Data for review:
┌────────
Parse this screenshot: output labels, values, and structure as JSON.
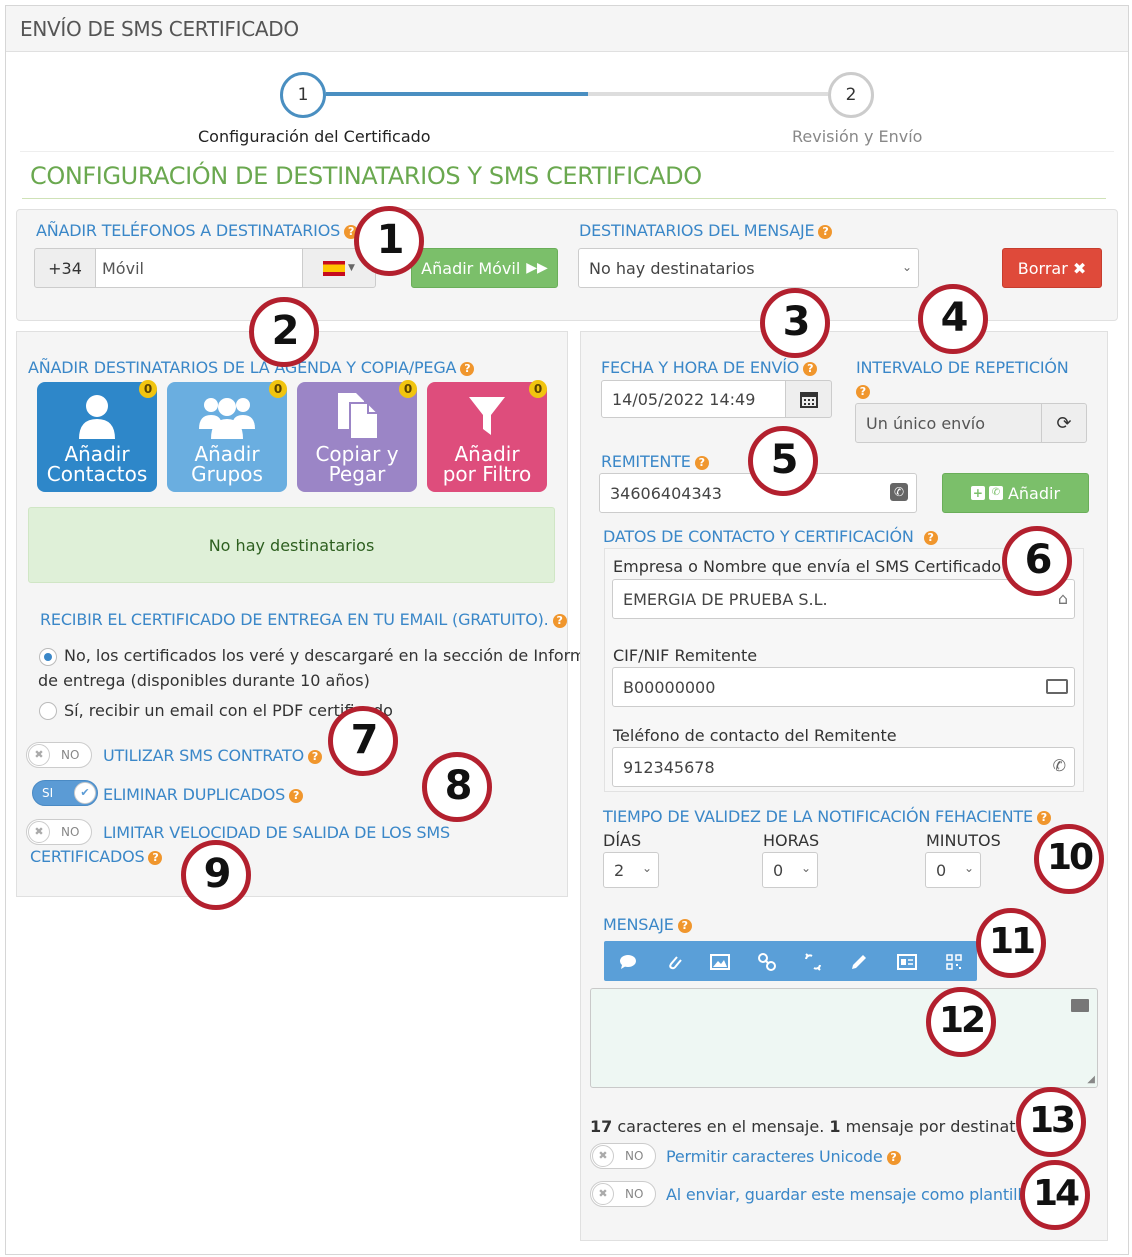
{
  "window": {
    "title": "ENVÍO DE SMS CERTIFICADO"
  },
  "steps": [
    {
      "number": "1",
      "label": "Configuración del Certificado"
    },
    {
      "number": "2",
      "label": "Revisión y Envío"
    }
  ],
  "section_title": "CONFIGURACIÓN DE DESTINATARIOS Y SMS CERTIFICADO",
  "add_phones": {
    "label": "AÑADIR TELÉFONOS A DESTINATARIOS",
    "prefix": "+34",
    "placeholder": "Móvil",
    "add_button": "Añadir Móvil"
  },
  "recipients": {
    "label": "DESTINATARIOS DEL MENSAJE",
    "selected": "No hay destinatarios",
    "clear_button": "Borrar"
  },
  "agenda": {
    "label": "AÑADIR DESTINATARIOS DE LA AGENDA Y COPIA/PEGA",
    "tiles": [
      {
        "line1": "Añadir",
        "line2": "Contactos",
        "badge": "0",
        "color": "#2e87c9"
      },
      {
        "line1": "Añadir",
        "line2": "Grupos",
        "badge": "0",
        "color": "#6aaee0"
      },
      {
        "line1": "Copiar y",
        "line2": "Pegar",
        "badge": "0",
        "color": "#9b85c6"
      },
      {
        "line1": "Añadir",
        "line2": "por Filtro",
        "badge": "0",
        "color": "#de4d7c"
      }
    ],
    "empty_message": "No hay destinatarios"
  },
  "certificate_email": {
    "label": "RECIBIR EL CERTIFICADO DE ENTREGA EN TU EMAIL (GRATUITO).",
    "option_no_line1": "No, los certificados los veré y descargaré en la sección de Informes",
    "option_no_line2": "de entrega (disponibles durante 10 años)",
    "option_yes": "Sí, recibir un email con el PDF certificado"
  },
  "toggles": {
    "contract": {
      "state": "NO",
      "label": "UTILIZAR SMS CONTRATO"
    },
    "duplicates": {
      "state": "SI",
      "label": "ELIMINAR DUPLICADOS"
    },
    "speed": {
      "state": "NO",
      "label_line1": "LIMITAR VELOCIDAD DE SALIDA DE LOS SMS",
      "label_line2": "CERTIFICADOS"
    },
    "unicode": {
      "state": "NO",
      "label": "Permitir caracteres Unicode"
    },
    "template": {
      "state": "NO",
      "label": "Al enviar, guardar este mensaje como plantilla"
    }
  },
  "send_date": {
    "label": "FECHA Y HORA DE ENVÍO",
    "value": "14/05/2022 14:49"
  },
  "interval": {
    "label": "INTERVALO DE REPETICIÓN",
    "value": "Un único envío"
  },
  "sender": {
    "label": "REMITENTE",
    "value": "34606404343",
    "add_button": "Añadir"
  },
  "contact_data": {
    "label": "DATOS DE CONTACTO Y CERTIFICACIÓN",
    "company_label": "Empresa o Nombre que envía el SMS Certificado",
    "company_value": "EMERGIA DE PRUEBA S.L.",
    "cif_label": "CIF/NIF Remitente",
    "cif_value": "B00000000",
    "phone_label": "Teléfono de contacto del Remitente",
    "phone_value": "912345678"
  },
  "validity": {
    "label": "TIEMPO DE VALIDEZ DE LA NOTIFICACIÓN FEHACIENTE",
    "days_label": "DÍAS",
    "days_value": "2",
    "hours_label": "HORAS",
    "hours_value": "0",
    "minutes_label": "MINUTOS",
    "minutes_value": "0"
  },
  "message": {
    "label": "MENSAJE",
    "toolbar_icons": [
      "speech-bubble-icon",
      "paperclip-icon",
      "image-icon",
      "link-icon",
      "unlink-icon",
      "pencil-icon",
      "id-card-icon",
      "qr-code-icon"
    ],
    "count_chars": "17",
    "count_chars_text": "caracteres en el mensaje.",
    "count_msgs": "1",
    "count_msgs_text": "mensaje por destinatario."
  },
  "callouts": [
    "1",
    "2",
    "3",
    "4",
    "5",
    "6",
    "7",
    "8",
    "9",
    "10",
    "11",
    "12",
    "13",
    "14"
  ],
  "colors": {
    "accent_blue": "#3a87c8",
    "green": "#6aa84f",
    "red": "#df4a3a",
    "callout": "#b3202e"
  }
}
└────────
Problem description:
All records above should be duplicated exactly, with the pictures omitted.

Written reply:
Parse this screenshot: output labels, values, and structure as JSON.
{
  "window": {
    "title": "ENVÍO DE SMS CERTIFICADO"
  },
  "steps": [
    {
      "number": "1",
      "label": "Configuración del Certificado"
    },
    {
      "number": "2",
      "label": "Revisión y Envío"
    }
  ],
  "section_title": "CONFIGURACIÓN DE DESTINATARIOS Y SMS CERTIFICADO",
  "add_phones": {
    "label": "AÑADIR TELÉFONOS A DESTINATARIOS",
    "prefix": "+34",
    "placeholder": "Móvil",
    "add_button": "Añadir Móvil"
  },
  "recipients": {
    "label": "DESTINATARIOS DEL MENSAJE",
    "selected": "No hay destinatarios",
    "clear_button": "Borrar"
  },
  "agenda": {
    "label": "AÑADIR DESTINATARIOS DE LA AGENDA Y COPIA/PEGA",
    "tiles": [
      {
        "line1": "Añadir",
        "line2": "Contactos",
        "badge": "0",
        "color": "#2e87c9"
      },
      {
        "line1": "Añadir",
        "line2": "Grupos",
        "badge": "0",
        "color": "#6aaee0"
      },
      {
        "line1": "Copiar y",
        "line2": "Pegar",
        "badge": "0",
        "color": "#9b85c6"
      },
      {
        "line1": "Añadir",
        "line2": "por Filtro",
        "badge": "0",
        "color": "#de4d7c"
      }
    ],
    "empty_message": "No hay destinatarios"
  },
  "certificate_email": {
    "label": "RECIBIR EL CERTIFICADO DE ENTREGA EN TU EMAIL (GRATUITO).",
    "option_no_line1": "No, los certificados los veré y descargaré en la sección de Informes",
    "option_no_line2": "de entrega (disponibles durante 10 años)",
    "option_yes": "Sí, recibir un email con el PDF certificado"
  },
  "toggles": {
    "contract": {
      "state": "NO",
      "label": "UTILIZAR SMS CONTRATO"
    },
    "duplicates": {
      "state": "SI",
      "label": "ELIMINAR DUPLICADOS"
    },
    "speed": {
      "state": "NO",
      "label_line1": "LIMITAR VELOCIDAD DE SALIDA DE LOS SMS",
      "label_line2": "CERTIFICADOS"
    },
    "unicode": {
      "state": "NO",
      "label": "Permitir caracteres Unicode"
    },
    "template": {
      "state": "NO",
      "label": "Al enviar, guardar este mensaje como plantilla"
    }
  },
  "send_date": {
    "label": "FECHA Y HORA DE ENVÍO",
    "value": "14/05/2022 14:49"
  },
  "interval": {
    "label": "INTERVALO DE REPETICIÓN",
    "value": "Un único envío"
  },
  "sender": {
    "label": "REMITENTE",
    "value": "34606404343",
    "add_button": "Añadir"
  },
  "contact_data": {
    "label": "DATOS DE CONTACTO Y CERTIFICACIÓN",
    "company_label": "Empresa o Nombre que envía el SMS Certificado",
    "company_value": "EMERGIA DE PRUEBA S.L.",
    "cif_label": "CIF/NIF Remitente",
    "cif_value": "B00000000",
    "phone_label": "Teléfono de contacto del Remitente",
    "phone_value": "912345678"
  },
  "validity": {
    "label": "TIEMPO DE VALIDEZ DE LA NOTIFICACIÓN FEHACIENTE",
    "days_label": "DÍAS",
    "days_value": "2",
    "hours_label": "HORAS",
    "hours_value": "0",
    "minutes_label": "MINUTOS",
    "minutes_value": "0"
  },
  "message": {
    "label": "MENSAJE",
    "toolbar_icons": [
      "speech-bubble-icon",
      "paperclip-icon",
      "image-icon",
      "link-icon",
      "unlink-icon",
      "pencil-icon",
      "id-card-icon",
      "qr-code-icon"
    ],
    "count_chars": "17",
    "count_chars_text": "caracteres en el mensaje.",
    "count_msgs": "1",
    "count_msgs_text": "mensaje por destinatario."
  },
  "callouts": [
    "1",
    "2",
    "3",
    "4",
    "5",
    "6",
    "7",
    "8",
    "9",
    "10",
    "11",
    "12",
    "13",
    "14"
  ],
  "colors": {
    "accent_blue": "#3a87c8",
    "green": "#6aa84f",
    "red": "#df4a3a",
    "callout": "#b3202e"
  }
}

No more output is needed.